Start of Block

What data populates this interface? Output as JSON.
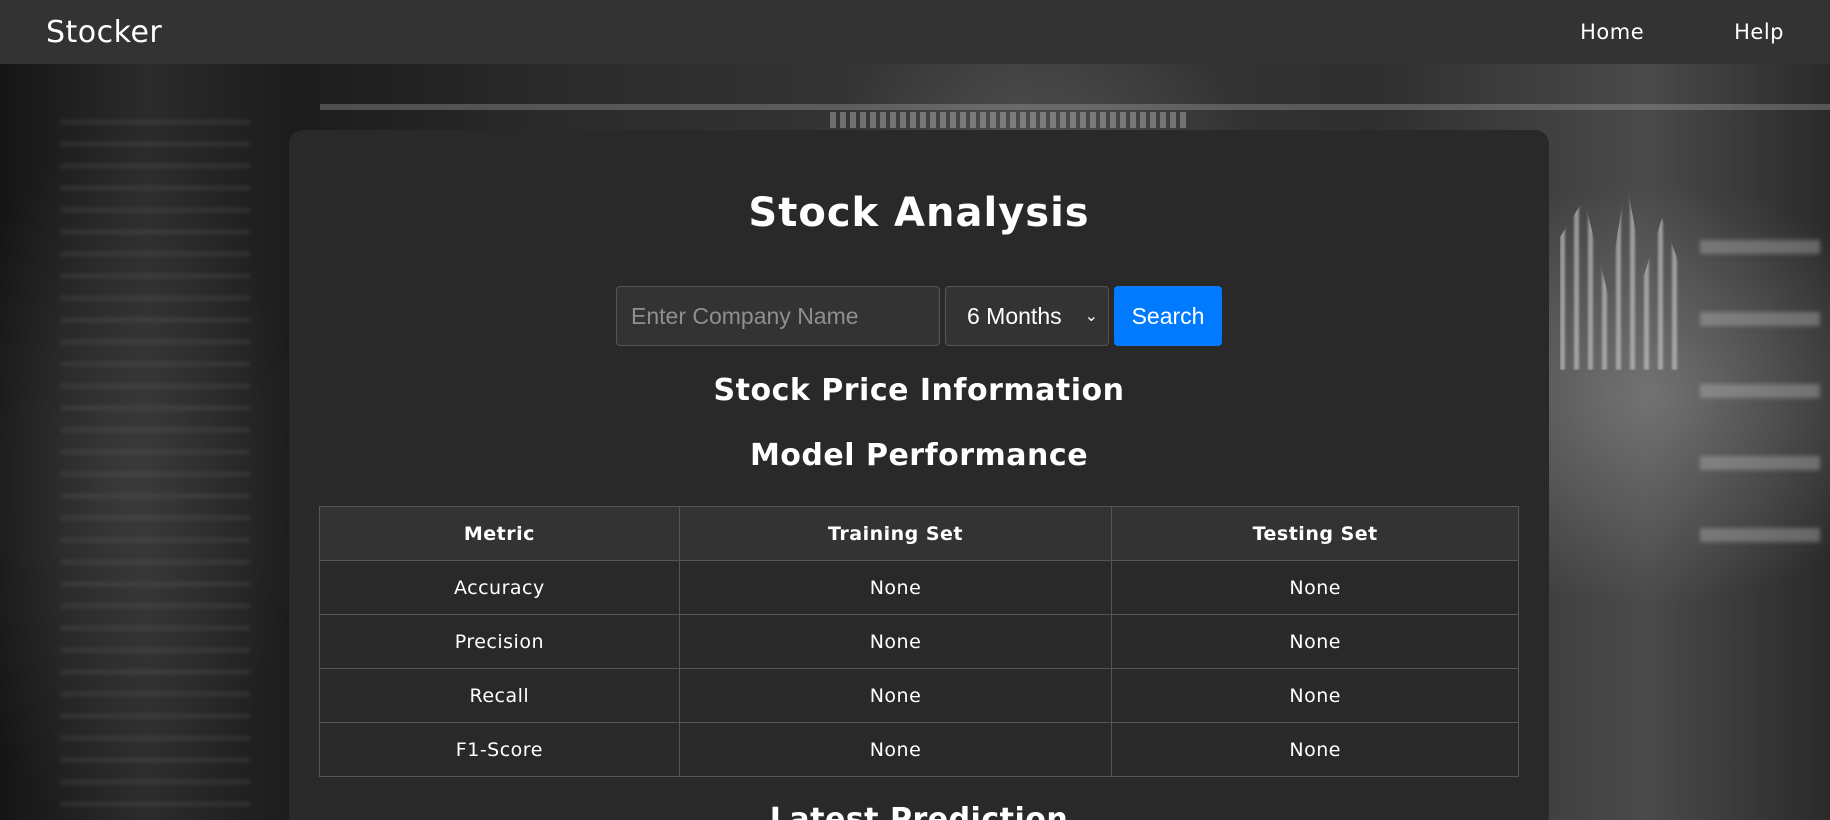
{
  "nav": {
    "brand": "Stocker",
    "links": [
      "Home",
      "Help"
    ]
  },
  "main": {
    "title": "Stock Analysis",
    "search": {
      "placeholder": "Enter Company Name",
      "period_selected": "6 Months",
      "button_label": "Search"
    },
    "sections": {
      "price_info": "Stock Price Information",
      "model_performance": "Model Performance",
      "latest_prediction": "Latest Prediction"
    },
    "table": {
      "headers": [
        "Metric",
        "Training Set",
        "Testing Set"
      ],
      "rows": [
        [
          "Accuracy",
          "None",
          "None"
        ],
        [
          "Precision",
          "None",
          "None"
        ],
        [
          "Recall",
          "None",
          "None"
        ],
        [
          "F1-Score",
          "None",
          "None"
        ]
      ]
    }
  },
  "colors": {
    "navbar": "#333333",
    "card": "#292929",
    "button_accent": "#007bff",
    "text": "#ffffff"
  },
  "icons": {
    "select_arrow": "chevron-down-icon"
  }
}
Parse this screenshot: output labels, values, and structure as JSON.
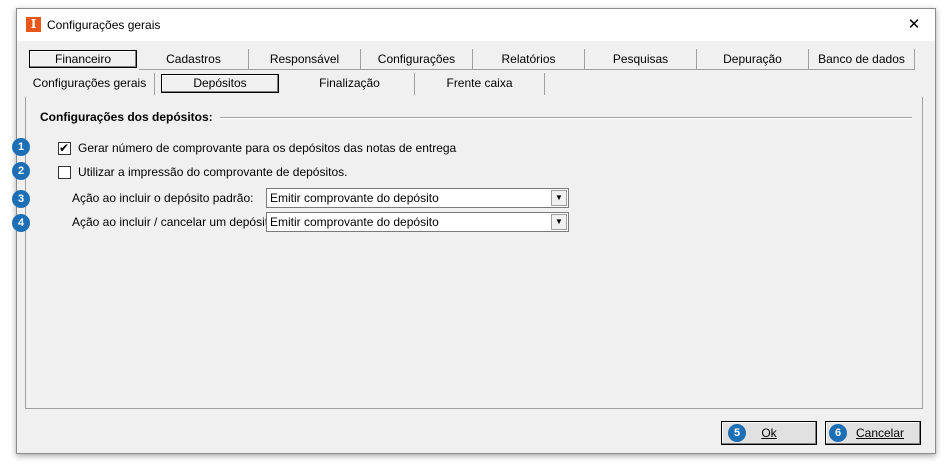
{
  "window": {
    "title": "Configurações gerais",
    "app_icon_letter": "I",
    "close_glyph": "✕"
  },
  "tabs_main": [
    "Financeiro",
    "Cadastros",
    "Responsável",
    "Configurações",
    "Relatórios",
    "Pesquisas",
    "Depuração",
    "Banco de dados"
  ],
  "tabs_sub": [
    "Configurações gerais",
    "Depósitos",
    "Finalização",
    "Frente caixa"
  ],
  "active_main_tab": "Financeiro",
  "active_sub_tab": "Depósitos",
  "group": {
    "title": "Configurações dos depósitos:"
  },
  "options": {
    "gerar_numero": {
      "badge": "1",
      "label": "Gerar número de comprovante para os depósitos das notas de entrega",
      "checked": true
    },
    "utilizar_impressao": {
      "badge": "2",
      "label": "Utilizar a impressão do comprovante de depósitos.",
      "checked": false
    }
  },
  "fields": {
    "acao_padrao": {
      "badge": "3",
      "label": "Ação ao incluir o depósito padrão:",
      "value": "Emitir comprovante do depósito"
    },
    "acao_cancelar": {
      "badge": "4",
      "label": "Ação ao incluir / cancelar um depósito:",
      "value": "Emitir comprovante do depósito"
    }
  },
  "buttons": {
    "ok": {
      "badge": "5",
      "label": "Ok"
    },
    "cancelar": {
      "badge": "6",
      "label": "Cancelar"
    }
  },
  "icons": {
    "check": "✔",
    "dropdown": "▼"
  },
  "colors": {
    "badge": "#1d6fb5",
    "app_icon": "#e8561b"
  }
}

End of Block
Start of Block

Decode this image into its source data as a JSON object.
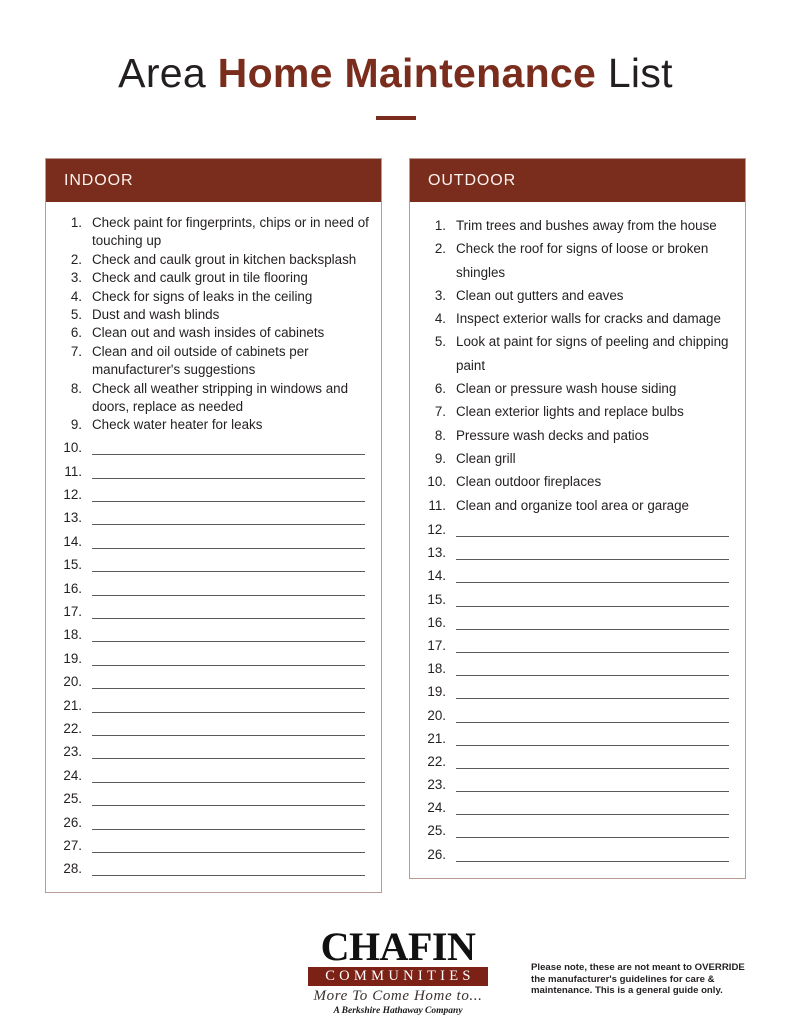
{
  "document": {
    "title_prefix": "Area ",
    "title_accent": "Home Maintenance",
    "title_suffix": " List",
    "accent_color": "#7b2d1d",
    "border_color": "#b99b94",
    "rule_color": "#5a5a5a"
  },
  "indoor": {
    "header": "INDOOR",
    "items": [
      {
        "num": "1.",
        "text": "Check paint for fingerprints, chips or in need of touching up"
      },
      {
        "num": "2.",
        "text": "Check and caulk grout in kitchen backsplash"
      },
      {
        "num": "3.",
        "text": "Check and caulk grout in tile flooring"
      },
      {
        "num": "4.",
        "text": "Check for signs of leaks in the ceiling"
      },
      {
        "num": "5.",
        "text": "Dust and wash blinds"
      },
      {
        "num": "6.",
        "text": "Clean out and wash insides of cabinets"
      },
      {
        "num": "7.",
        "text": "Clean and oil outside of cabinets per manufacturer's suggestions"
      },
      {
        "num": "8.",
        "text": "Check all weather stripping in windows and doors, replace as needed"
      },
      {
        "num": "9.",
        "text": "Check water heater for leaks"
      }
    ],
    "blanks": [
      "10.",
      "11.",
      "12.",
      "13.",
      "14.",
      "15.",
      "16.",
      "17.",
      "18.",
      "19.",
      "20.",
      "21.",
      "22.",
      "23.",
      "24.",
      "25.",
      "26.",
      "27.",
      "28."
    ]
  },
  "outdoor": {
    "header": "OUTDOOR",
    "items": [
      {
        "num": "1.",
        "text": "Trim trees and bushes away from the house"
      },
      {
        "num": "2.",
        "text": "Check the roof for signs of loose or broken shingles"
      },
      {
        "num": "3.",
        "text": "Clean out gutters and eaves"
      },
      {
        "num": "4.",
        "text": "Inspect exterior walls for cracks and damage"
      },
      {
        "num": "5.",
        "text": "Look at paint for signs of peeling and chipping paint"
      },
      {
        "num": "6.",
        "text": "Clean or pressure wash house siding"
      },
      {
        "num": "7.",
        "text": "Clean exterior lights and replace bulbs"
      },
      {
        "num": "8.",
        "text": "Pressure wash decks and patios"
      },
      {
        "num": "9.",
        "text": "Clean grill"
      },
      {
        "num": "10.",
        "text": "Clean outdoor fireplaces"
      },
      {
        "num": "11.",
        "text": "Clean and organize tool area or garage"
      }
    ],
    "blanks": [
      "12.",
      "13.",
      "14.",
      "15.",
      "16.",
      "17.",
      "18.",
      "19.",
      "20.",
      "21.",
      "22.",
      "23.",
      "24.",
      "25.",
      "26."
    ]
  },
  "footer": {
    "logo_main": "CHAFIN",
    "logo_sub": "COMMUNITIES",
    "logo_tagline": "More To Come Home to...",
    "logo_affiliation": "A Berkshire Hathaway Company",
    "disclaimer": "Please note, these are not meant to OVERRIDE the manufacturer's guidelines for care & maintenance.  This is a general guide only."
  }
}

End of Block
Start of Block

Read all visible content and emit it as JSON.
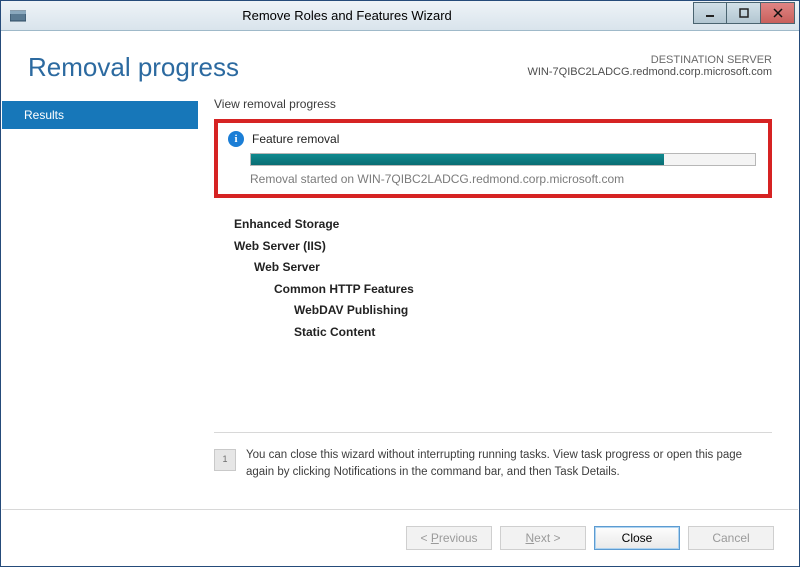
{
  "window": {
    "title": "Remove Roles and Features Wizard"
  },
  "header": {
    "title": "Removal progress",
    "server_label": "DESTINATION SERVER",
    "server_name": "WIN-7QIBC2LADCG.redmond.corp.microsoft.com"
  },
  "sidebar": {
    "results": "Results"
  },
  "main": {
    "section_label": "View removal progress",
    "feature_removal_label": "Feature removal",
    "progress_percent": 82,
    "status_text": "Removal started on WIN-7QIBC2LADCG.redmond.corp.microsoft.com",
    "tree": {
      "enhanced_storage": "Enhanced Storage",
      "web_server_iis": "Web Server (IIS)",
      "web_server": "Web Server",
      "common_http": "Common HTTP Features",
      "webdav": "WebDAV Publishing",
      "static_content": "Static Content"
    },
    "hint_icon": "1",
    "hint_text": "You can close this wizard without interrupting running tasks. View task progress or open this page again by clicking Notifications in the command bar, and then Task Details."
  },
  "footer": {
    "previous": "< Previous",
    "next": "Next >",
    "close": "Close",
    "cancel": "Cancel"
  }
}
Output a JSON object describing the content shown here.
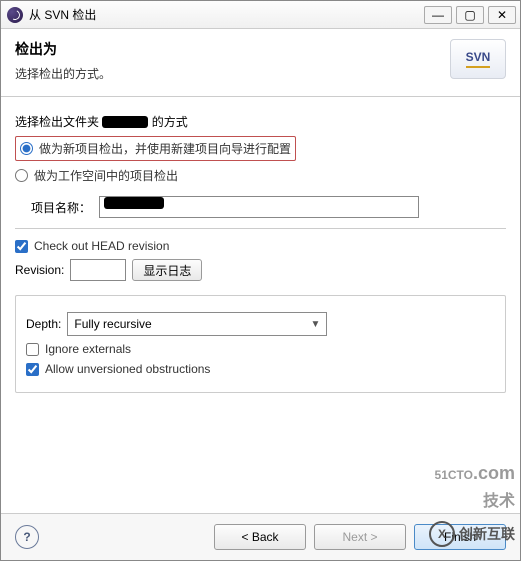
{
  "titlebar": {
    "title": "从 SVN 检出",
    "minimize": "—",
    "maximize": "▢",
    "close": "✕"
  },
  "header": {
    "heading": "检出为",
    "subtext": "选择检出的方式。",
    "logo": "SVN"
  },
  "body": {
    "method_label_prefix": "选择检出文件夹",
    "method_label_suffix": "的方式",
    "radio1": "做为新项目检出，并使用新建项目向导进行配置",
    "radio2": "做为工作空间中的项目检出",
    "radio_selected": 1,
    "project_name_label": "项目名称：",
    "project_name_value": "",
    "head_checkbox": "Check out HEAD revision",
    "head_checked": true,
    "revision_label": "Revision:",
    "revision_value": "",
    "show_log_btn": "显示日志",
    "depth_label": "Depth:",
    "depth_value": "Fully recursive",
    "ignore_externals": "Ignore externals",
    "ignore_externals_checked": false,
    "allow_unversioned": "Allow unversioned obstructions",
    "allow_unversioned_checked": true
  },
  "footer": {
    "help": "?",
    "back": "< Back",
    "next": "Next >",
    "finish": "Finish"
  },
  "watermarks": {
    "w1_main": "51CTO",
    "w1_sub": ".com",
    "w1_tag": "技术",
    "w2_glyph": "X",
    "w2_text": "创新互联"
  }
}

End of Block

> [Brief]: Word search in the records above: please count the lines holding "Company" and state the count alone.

> [Completed exercise]: 2